Here’s how it went for us with Moira, our will-be kindergartener and Asa, our will-be PreK-3:
Moira had already been waitlisted at the Advanced Learning Academy, something we knew from day one.
We received text messages next that both Moira and Asa had been waitlisted at Steele Montessori.
And next, a text message that Moira was waitlisted at Twain Dual Language Academy.
At this point, I tell you, I believe in the system, I believe in fairness, but I could feel a little fight burning in my chest. A little “fine, if you don’t want our amazing, wonderful, lovely baby we will take her elsewhere! Somewhere she’ll be happier! And more successful!”
I was surprised by how my defensive “I’m being rejected” emotions came up. That’s how fairness feels when you feel sort of entitled to everything.
Then we got the text message about Asa. He’d been offered a seat at Twain. Immediately after, we got a second text telling us that, essentially, Asa’s offer had pulled Moira in as well, and she was offered a seat at Twain.
No longer feeling totally miffed, I now just had, for the first time since having children, real and limited options to consider. Limited options…I really don’t know what to do with that as a parent. I remember the sting of not getting into the graduate programs I wanted. I was rejected by two out of three. But going to grad school didn’t seem as fundamental as kindergarten, and it was weird to think of something so fundamental being restricted in any way.
Again…that’s how limits feels when you’re used to a world where you almost never hear “no” only “here’s how much it will cost.”
Lewis and I discussed it as we drove to pick up the kids at my mom’s house. Twain was his favorite option, and he was thrilled. It’s less than a mile from our house, literally at the end of our street. Five blocks.
It was my second choice, only because I love Montessori so much. I was relieved that at least the my preference vs. his preference choice had been made for us.
For me, it was then just a matter of accepting the offer. But, as I’ve mentioned, Lewis McNeel is one thorough man. He wanted to take the kids up to the school, and see how they responded.
Now, here’s a note: Asa cries every. single. day. at drop off. The teacher tells me he stops the second we’re out of sight, and when I pick him up, he’s happy, grinning, and loving life. But if I ask him, “how was school?” he tells me, “I cried and cried. I’m just a guy who cries.”
I’ve asked the pediatrician about this. He says, “there’s one in every family. Don’t sign him up for sleep away camp.”
Asa is also the kind of kid who obsesses about one single thing and cannot be distracted or deterred. He will ask no matter how many times you say no. He wears gloves at all times, keeps a sketch pad with him always, and asks for chocolate at least once per hour. Gloves. Sketching. Chocolate. On repeat. All day. Literally from the moment he wakes up to the moment he falls asleep. More than once he’s woken up in the middle of the night asking for his gloves or chocolate. That’s why Asa has to go to school.

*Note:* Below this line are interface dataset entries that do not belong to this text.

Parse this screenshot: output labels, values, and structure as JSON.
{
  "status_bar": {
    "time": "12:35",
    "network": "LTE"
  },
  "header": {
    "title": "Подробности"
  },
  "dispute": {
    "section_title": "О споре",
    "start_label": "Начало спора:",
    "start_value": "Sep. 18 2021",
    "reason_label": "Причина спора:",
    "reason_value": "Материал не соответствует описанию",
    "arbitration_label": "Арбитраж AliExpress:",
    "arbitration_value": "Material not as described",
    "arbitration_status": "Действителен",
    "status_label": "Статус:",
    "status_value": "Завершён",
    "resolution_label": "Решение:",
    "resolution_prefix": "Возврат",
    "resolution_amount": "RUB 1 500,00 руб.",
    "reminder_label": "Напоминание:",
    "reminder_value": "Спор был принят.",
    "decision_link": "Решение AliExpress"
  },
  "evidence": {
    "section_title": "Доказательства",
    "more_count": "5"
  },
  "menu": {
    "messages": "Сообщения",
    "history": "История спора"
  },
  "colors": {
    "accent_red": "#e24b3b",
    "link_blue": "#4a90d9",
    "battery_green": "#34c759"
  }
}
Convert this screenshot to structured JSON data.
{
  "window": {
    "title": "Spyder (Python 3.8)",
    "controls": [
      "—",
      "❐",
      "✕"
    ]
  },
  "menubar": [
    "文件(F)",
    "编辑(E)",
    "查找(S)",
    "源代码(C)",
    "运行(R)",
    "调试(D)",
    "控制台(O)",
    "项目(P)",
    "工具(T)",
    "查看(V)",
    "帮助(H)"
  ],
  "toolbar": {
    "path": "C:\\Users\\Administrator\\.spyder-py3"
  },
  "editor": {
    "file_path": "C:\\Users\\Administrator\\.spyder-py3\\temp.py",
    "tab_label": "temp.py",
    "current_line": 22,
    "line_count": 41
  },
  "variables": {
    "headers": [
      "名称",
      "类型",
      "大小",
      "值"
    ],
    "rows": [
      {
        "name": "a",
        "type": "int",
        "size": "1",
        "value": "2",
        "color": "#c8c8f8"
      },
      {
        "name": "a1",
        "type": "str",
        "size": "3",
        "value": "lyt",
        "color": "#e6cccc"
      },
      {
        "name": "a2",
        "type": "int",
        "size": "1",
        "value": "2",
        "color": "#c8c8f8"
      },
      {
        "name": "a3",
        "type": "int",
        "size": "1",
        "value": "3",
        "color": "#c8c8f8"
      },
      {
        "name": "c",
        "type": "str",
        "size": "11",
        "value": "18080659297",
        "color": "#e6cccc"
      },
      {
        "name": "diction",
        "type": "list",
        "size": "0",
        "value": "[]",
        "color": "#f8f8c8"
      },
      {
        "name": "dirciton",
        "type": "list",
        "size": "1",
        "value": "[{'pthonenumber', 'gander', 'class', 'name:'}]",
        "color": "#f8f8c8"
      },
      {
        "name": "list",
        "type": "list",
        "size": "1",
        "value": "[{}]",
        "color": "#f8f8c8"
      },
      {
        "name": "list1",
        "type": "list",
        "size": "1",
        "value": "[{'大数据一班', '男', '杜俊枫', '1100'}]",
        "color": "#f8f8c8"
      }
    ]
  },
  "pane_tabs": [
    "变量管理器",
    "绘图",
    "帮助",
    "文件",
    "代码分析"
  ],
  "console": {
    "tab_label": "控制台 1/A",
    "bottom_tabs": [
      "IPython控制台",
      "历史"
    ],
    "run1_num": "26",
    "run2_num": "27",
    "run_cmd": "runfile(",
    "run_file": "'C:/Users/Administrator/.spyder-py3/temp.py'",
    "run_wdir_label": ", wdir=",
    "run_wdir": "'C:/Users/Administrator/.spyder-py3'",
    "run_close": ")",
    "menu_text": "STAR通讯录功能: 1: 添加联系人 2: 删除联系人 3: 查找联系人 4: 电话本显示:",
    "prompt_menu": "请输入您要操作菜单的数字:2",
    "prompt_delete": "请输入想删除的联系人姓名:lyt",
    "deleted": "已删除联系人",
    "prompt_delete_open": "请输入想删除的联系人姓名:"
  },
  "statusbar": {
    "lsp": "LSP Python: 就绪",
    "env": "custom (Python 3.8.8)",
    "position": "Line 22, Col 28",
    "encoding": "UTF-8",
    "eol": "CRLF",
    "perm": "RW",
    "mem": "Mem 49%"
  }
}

Moira is very much NOT that kid. Moira has loved school since the day we dropped her off at age 20 months. She almost never asks to stay home. She runs to the car in the morning.
So I was skeptical that we would learn much from a campus visit. But letting Lewis take his time has never been a bad idea in our house. It usually leads to better decisions.

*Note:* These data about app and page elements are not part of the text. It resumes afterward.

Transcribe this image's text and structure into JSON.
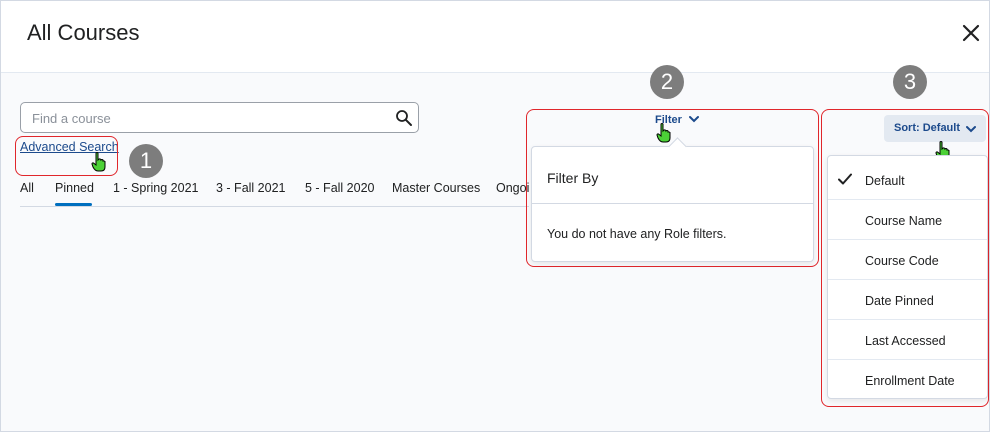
{
  "header": {
    "title": "All Courses"
  },
  "search": {
    "placeholder": "Find a course",
    "value": ""
  },
  "advanced_search": {
    "label": "Advanced Search"
  },
  "tabs": [
    {
      "label": "All"
    },
    {
      "label": "Pinned",
      "active": true
    },
    {
      "label": "1 - Spring 2021"
    },
    {
      "label": "3 - Fall 2021"
    },
    {
      "label": "5 - Fall 2020"
    },
    {
      "label": "Master Courses"
    },
    {
      "label": "Ongoi"
    }
  ],
  "filter": {
    "button_label": "Filter",
    "panel_title": "Filter By",
    "empty_message": "You do not have any Role filters."
  },
  "sort": {
    "button_label": "Sort: Default",
    "options": [
      {
        "label": "Default",
        "selected": true
      },
      {
        "label": "Course Name"
      },
      {
        "label": "Course Code"
      },
      {
        "label": "Date Pinned"
      },
      {
        "label": "Last Accessed"
      },
      {
        "label": "Enrollment Date"
      }
    ]
  },
  "callouts": {
    "one": "1",
    "two": "2",
    "three": "3"
  },
  "colors": {
    "link": "#1c4a8c",
    "accent": "#006fbf",
    "callout": "#e0262b",
    "badge": "#7d7d7d"
  },
  "icons": [
    "close-icon",
    "search-icon",
    "chevron-down-icon",
    "checkmark-icon",
    "hand-cursor-icon"
  ]
}
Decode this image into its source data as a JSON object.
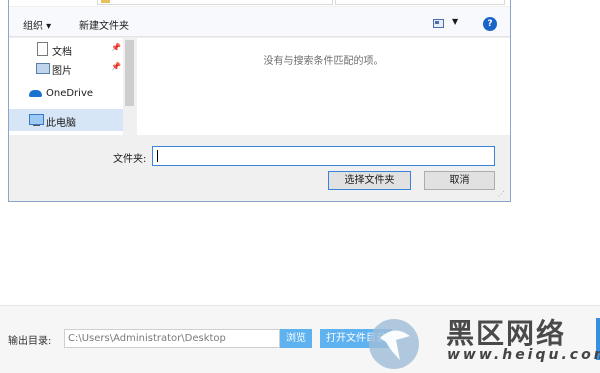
{
  "dialog": {
    "toolbar": {
      "organize": "组织 ▾",
      "new_folder": "新建文件夹"
    },
    "nav": [
      {
        "label": "文档",
        "icon": "document-icon",
        "pinned": true
      },
      {
        "label": "图片",
        "icon": "pictures-icon",
        "pinned": true
      },
      {
        "label": "OneDrive",
        "icon": "onedrive-cloud-icon",
        "pinned": false
      },
      {
        "label": "此电脑",
        "icon": "this-pc-icon",
        "pinned": false
      }
    ],
    "empty_message": "没有与搜索条件匹配的项。",
    "folder_label": "文件夹:",
    "folder_value": "",
    "select_button": "选择文件夹",
    "cancel_button": "取消",
    "help_icon": "?"
  },
  "bottom": {
    "output_label": "输出目录:",
    "output_path": "C:\\Users\\Administrator\\Desktop",
    "browse": "浏览",
    "open_folder": "打开文件目录"
  },
  "watermark": {
    "title": "黑区网络",
    "url": "www.heiqu.com"
  },
  "colors": {
    "accent": "#3b83d8",
    "button_blue": "#5fb2f0",
    "selection": "#d7e6f7"
  }
}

We told the kids about their new school, and that they would be learning Spanish. (Beyond what they’ve gleaned from watching their favorite movies in Spanish.)
“Hola, familia!” shouted Moira, right away.
“Cho-co-late” said Asa, with Spanish pronunciation.
So they’ll know how to get what they need…
We took them to the campus, and both were enraptured with the Spanish instruction. Moira was ready to explore the classrooms. She saw “Morado” on the color rug and asked if they had made her a spot already. I told her that meant “purple” and she said, “They even knew I like purple?!?”
The school assured us that language acquisition would come quickly at their age. Asa made a friend on the tour. Moira made friends with the tour guide.
They were anxious to get back to St. Paul’s that day…but are generally very happy about the prospect of learning Spanish and sitting on a purple spot on the rug.
So, that, my friends, is how the McNeel family chose a school, and all the things we learned along the way.